→ EXERCISE OBJECTIVE: Copy each line of the data below with the word "this".

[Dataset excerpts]
::::::

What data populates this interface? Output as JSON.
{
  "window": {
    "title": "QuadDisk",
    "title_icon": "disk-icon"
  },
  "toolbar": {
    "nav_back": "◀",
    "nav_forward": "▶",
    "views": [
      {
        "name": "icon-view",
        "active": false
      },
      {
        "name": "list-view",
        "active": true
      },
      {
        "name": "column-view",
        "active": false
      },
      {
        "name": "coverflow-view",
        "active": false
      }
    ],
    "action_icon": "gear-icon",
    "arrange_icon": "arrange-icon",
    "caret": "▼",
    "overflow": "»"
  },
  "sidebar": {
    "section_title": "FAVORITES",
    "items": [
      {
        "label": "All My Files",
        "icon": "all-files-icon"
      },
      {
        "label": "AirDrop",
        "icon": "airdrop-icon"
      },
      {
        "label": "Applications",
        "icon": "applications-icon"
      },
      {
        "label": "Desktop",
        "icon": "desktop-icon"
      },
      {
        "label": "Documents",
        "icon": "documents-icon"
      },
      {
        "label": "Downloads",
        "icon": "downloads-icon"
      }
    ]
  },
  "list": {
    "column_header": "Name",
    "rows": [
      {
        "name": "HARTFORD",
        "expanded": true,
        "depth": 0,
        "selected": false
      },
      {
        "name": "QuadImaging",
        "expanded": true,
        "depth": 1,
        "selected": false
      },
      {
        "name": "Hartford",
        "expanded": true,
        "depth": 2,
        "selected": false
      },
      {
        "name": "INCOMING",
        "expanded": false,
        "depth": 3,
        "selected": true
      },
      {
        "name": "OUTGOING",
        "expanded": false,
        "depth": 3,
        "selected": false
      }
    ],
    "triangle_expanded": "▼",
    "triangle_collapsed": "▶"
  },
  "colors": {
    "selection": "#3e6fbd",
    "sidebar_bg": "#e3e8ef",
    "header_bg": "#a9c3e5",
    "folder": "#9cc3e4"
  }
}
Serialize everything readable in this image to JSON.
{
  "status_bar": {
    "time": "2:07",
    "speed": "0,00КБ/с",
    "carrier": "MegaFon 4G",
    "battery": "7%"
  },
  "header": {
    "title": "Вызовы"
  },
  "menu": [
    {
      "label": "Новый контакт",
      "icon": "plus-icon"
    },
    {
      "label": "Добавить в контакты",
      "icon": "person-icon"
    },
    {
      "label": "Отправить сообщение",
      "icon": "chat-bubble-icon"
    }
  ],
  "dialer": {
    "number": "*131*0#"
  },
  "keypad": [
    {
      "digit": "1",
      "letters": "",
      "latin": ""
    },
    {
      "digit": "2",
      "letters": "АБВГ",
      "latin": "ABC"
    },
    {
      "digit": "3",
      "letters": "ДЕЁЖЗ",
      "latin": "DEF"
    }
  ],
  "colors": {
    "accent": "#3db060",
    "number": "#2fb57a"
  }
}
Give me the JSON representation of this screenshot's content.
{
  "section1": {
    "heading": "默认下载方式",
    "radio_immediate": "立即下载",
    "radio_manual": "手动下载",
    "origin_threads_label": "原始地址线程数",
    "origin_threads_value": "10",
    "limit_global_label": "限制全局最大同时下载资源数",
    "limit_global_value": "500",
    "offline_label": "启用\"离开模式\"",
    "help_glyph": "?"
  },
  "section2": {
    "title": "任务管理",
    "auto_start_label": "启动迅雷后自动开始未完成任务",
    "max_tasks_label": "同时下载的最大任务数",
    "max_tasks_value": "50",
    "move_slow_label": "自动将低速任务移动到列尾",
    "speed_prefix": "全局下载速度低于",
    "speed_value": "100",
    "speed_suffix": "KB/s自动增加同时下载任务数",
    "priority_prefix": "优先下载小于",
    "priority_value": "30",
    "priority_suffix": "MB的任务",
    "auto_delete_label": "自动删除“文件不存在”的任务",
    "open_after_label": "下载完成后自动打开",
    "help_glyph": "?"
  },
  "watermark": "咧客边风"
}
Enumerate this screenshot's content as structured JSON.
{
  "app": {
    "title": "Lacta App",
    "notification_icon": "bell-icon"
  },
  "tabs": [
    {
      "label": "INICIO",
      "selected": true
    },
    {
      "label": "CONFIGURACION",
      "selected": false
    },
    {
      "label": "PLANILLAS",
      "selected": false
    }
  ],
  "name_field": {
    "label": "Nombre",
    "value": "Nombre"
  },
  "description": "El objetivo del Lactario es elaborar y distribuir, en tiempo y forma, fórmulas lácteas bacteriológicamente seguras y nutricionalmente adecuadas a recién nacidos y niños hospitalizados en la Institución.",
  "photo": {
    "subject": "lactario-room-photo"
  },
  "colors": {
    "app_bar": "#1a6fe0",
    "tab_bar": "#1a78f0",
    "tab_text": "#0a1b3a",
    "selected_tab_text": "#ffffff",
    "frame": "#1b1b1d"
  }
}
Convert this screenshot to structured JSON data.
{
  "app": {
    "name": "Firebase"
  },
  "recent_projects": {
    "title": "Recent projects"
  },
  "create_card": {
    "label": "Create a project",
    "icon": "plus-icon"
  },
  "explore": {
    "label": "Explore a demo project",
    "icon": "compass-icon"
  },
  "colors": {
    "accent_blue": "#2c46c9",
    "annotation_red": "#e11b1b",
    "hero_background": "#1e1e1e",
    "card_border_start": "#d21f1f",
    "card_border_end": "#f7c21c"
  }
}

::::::

→ EXERCISE RESULT:
What data populates this interface? Output as JSON.
Serialize everything readable in this image to JSON.
Give me the JSON representation of this screenshot's content.
Enumerate this screenshot's content as structured JSON.
Convert this screenshot to structured JSON data.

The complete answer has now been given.